How much does God hate my sin, your sin? With such a molten hatred that nothing but the death of His dear Son could make it possible for Him to look on us with other than a white-hot fury (cf. Matthew 26:36-46). See Him hanging yonder, on the Cross. Why? For that sin, because nothing but the Lord Christ's death and His blood could atone for that sin, and bring you and me to God as other than damned, doomed, hopeless criminals.
This is part of what it means to "put on the Lord Jesus Christ, and make no provision for the flesh, to gratify its desires" (Romans 13:14).
I'll close with words far better than mine; I recommend that you read them aloud:
The Christian is to proclaim and prosecute an irreconcilable war against his bosom sins; those sins which have lain nearest his heart, must now be trampled under his feet. ...Soul, take thy lust, thy only lust, which is the child of thy dearest love, thy Isaac, the sin which has caused most joy and laughter, from which thou has promised thyself the greatest return of pleasure or profit; as ever thou lookest to see my face with comfort, lay hands on it and offer it up: pour out the blood of it before me; run the sacrificing knife of mortification into the very heart of it; and this freely, joyfully, for it is no pleasing sacrifice that is offered with a countenance cast down — and all this now, before thou hast one embrace more from it.
"Be killing sin, or it will be killing you." Amen.
...Who is able to express the conflicts, the wrestlings, the convulsions of spirit the Christian feels, before he can bring his heart to this work?

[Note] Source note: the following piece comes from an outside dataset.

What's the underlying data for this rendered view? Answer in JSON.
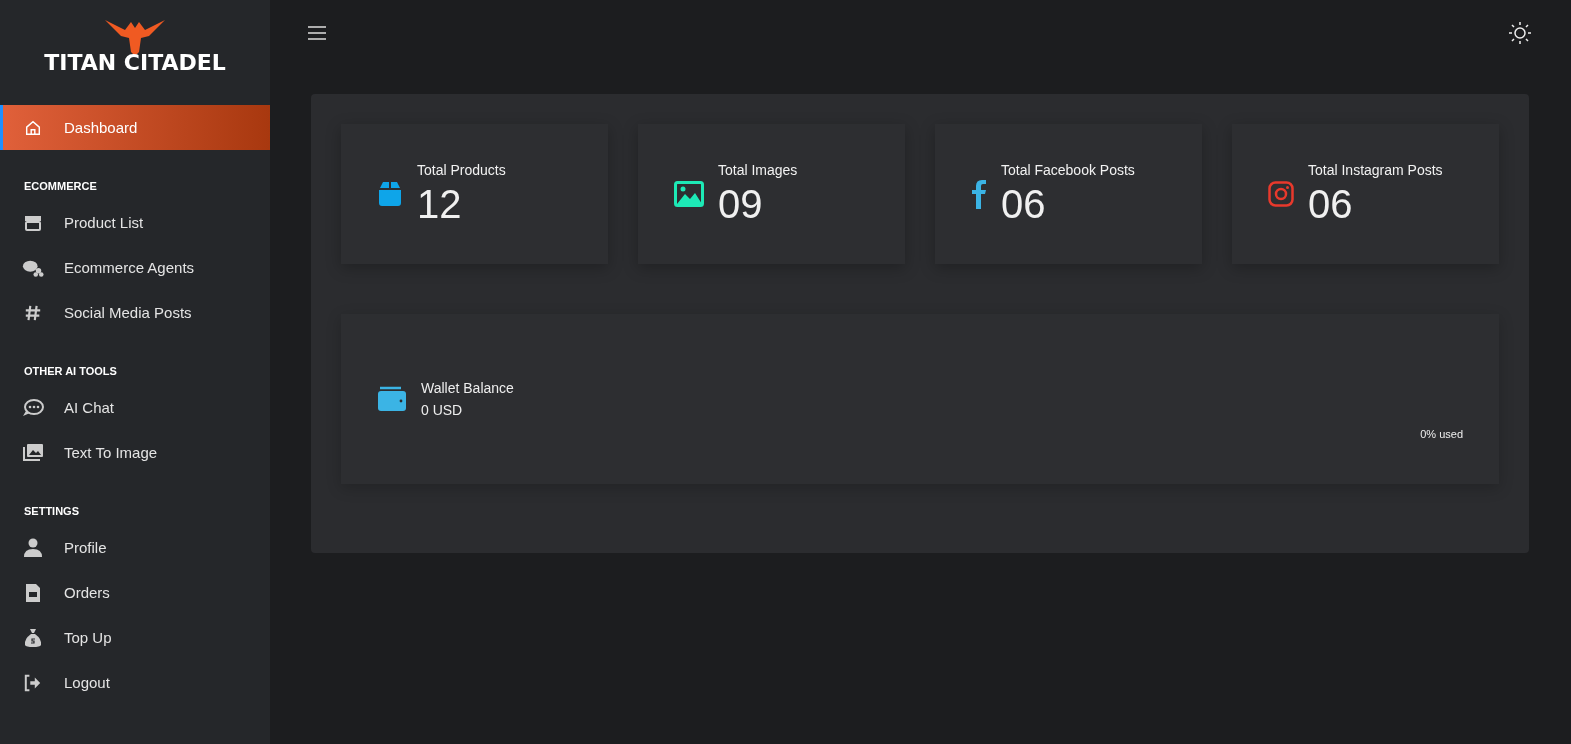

Or who can fully set forth the art, the rhetorical insinuations, with which such a lust will plead for itself? One while Satan will extenuate and mince the matter: It is but a little one, O spare it, and thy soul shall live for all that. Another while he flatters the soul with the secrecy of it: Thou mayest keep me and thy credit also; I will not be seen abroad in thy company to shame thee among thy neighbors; shut me up in the most retired room thou hast in thy heart, from the hearing of others, if thou wilt only let me now and then have the wanton embraces of thy thoughts and affections in secret. ...Now what resolution doth it require to break through such violence and importunity, and notwithstanding all this to do present execution? Here the valiant swordsmen of the world have showed themselves mere cowards who have come out of the field with victorious banners, and then lived, yea, died slaves to a base lust at home. As one could say of a great Roman captain who, as he rode in his triumphant chariot through Rome, had his eye never off a courtezan that walked along the street: Behold, how this goodly captain, that had conquered such potent armies, is himself conquered by one silly woman. (The Christian in Complete Armour, William Gurnall (Banner of Truth: 1995 [reprint of 17th century work]), p. 13)